Improve communication to spread information about safety

The storage capacity for treated water at the Fukushima No. 1 nuclear power plant is approaching its limit, hindering decommissioning work. The government and Tokyo Electric Power Company Holdings Inc. must steadily move forward with plans to discharge the water as soon as possible.

Contaminated water produced when cooling molten fuel in the reactors is treated and stored at the site in tanks that currently hold 1.3 million tons of water. Last year, the government approved a decision to release the water into the ocean because it is hindering decommissioning work, and TEPCO applied for approval of a plan to construct the necessary facilities.

The Nuclear Regulation Authority (NRA) has recently approved this plan. After 13 review meetings, the authority determined that there were no safety issues with an ocean release. This represents a major step forward in the discharge procedure.

TEPCO has already begun preparations for the construction of an undersea tunnel that will serve as an offshore discharge route. Completion of the tunnel is expected to take some time, and the discharge is not expected to begin until next spring or later.

The amount of treated water is increasing day by day. The tanks are expected to reach full capacity by next summer or autumn. There is no time to spare in the construction schedule. It is essential to proceed with the plan without delay.

Local fishermen and others concerned have voiced their opposition to the plan, claiming that the release of the treated water could lead to harmful rumors about marine products. The government must listen to the voices of those involved in the fishing industry and explore effective measures to prevent deleterious hearsay.

Even after the treatment process, the water still contains radioactive tritium. However, rainwater and seawater also contain trace amounts of tritium. The treated water will be diluted with large amounts of seawater before being released into the ocean. The amount of tritium in the discharged water will be one-seventh of the concentration permitted under the World Health Organization’s guidelines for drinking water.

However, information about the treated water is not widely known. According to a survey by the Reconstruction Agency, only about 40% of the public is aware of the government’s plan to discharge treated water that has been diluted.

The government and TEPCO must step up their efforts to disseminate information and deepen the public’s understanding regarding the safety of the discharge.

In the international community, ocean release is understood to be the most realistic option for tritium-laden wastewater discharged from nuclear facilities.

In April, an International Atomic Energy Agency (IAEA) mission, including members from China and South Korea, published a report that concluded that the release plan was appropriate.

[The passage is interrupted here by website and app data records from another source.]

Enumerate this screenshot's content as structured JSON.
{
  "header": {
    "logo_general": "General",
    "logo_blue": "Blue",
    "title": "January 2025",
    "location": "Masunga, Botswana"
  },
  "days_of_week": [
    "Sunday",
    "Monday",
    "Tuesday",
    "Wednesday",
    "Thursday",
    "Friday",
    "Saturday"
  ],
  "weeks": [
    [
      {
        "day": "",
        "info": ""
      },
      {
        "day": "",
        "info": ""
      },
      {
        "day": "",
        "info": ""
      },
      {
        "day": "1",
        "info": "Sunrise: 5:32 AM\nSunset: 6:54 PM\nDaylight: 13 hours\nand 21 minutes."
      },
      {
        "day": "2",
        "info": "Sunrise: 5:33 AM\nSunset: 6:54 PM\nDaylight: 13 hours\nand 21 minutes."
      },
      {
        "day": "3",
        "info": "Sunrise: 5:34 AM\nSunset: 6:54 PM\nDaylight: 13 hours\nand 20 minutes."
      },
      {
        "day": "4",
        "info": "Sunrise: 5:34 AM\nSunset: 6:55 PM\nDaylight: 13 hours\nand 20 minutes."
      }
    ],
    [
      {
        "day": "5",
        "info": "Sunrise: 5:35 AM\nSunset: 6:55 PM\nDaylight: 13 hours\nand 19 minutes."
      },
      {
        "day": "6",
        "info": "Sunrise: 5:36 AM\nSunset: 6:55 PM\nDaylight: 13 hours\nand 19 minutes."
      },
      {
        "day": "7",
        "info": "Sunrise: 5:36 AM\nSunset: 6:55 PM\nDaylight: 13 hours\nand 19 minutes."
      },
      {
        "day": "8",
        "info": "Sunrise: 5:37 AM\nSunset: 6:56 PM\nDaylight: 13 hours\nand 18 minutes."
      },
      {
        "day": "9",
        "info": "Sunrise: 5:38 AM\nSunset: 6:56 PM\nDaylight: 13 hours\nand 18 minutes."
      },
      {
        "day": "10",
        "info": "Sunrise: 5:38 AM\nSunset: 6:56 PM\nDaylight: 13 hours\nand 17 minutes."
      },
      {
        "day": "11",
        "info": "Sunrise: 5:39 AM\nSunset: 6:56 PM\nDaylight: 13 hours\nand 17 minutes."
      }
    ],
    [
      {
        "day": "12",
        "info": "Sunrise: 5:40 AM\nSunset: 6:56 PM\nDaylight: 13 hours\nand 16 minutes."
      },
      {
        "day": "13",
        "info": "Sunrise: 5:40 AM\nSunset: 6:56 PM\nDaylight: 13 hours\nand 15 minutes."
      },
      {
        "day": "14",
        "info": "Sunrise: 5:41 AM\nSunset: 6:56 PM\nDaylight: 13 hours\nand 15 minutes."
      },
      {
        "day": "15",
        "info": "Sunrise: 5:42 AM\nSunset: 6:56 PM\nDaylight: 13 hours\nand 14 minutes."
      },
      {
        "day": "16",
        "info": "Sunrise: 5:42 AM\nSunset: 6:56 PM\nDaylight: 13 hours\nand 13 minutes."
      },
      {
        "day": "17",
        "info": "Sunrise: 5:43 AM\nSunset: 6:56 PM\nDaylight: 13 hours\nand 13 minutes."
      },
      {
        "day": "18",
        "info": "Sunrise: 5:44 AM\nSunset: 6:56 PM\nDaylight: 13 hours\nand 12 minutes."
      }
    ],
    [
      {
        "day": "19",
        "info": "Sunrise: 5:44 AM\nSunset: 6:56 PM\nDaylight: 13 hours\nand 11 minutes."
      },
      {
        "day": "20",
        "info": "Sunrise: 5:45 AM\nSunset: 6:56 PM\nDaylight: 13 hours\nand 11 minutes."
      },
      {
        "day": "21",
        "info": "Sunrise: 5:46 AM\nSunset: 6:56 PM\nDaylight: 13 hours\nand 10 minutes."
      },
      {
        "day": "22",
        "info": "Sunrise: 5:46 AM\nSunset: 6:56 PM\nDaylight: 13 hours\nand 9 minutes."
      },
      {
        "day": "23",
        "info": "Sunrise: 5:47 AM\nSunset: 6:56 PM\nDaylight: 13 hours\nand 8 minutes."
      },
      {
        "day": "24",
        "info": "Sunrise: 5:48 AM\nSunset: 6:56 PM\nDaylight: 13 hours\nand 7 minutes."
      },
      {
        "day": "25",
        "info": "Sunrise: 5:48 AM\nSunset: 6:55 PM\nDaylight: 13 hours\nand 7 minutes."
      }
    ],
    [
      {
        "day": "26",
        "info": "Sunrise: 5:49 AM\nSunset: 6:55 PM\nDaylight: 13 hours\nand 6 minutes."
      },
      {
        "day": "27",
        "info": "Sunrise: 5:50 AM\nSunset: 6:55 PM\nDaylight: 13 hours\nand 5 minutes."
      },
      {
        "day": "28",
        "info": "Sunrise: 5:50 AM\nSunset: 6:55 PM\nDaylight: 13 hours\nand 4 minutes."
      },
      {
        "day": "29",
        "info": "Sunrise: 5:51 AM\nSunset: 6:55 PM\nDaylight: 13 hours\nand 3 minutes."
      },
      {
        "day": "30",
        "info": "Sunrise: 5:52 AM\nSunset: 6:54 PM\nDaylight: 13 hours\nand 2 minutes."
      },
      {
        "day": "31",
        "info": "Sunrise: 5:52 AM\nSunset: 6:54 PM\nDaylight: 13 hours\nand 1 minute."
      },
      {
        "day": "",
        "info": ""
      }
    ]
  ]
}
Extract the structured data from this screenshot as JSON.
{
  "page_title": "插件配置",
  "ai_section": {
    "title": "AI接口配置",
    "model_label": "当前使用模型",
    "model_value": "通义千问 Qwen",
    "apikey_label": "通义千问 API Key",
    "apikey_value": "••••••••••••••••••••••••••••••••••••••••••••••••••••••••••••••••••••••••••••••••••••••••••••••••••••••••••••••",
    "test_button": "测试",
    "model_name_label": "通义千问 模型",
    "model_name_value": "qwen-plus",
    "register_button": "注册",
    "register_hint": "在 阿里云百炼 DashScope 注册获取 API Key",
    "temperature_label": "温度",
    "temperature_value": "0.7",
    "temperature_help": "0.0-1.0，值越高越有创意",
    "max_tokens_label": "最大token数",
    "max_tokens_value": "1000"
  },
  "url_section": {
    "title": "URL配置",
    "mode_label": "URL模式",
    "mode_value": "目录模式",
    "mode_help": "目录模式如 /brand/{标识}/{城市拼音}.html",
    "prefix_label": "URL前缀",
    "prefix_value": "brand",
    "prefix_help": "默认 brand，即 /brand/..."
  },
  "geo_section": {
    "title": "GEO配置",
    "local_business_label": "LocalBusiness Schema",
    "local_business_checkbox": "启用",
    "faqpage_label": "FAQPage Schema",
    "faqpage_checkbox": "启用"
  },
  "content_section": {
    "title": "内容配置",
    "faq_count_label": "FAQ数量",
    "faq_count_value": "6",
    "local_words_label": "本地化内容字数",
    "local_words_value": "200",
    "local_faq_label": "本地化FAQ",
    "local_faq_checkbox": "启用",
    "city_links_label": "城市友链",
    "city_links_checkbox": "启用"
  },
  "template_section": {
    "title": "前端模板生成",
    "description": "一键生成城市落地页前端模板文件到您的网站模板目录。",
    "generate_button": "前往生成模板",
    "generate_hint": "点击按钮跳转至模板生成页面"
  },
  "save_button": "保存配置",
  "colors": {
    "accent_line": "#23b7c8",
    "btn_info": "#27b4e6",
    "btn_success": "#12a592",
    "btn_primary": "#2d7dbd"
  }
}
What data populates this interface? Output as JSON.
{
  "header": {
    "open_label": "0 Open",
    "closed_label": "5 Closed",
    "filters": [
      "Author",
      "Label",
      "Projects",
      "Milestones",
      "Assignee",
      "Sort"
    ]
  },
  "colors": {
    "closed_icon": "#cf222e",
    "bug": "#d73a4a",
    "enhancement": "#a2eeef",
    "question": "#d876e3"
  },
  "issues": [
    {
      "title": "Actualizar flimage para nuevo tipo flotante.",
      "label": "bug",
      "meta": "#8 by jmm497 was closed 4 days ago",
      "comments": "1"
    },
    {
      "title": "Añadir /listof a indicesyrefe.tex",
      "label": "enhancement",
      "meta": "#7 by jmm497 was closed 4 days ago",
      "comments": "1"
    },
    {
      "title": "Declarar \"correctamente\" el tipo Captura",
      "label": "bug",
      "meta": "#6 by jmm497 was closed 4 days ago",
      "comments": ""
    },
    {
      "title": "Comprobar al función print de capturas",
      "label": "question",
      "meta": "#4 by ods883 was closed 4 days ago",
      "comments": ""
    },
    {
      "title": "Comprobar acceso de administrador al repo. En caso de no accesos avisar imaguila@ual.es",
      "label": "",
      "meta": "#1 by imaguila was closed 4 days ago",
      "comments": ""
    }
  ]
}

The government must continue to work with the IAEA to increase transparency regarding the discharge.

The United Kingdom is in the process of removing import restrictions on food and other products from Fukushima Prefecture. Excessive and baseless restrictions are being reassessed in many countries. The government should also lobby China and South Korea, which continue to impose import restrictions.

(From The Yomiuri Shimbun, May 21, 2022)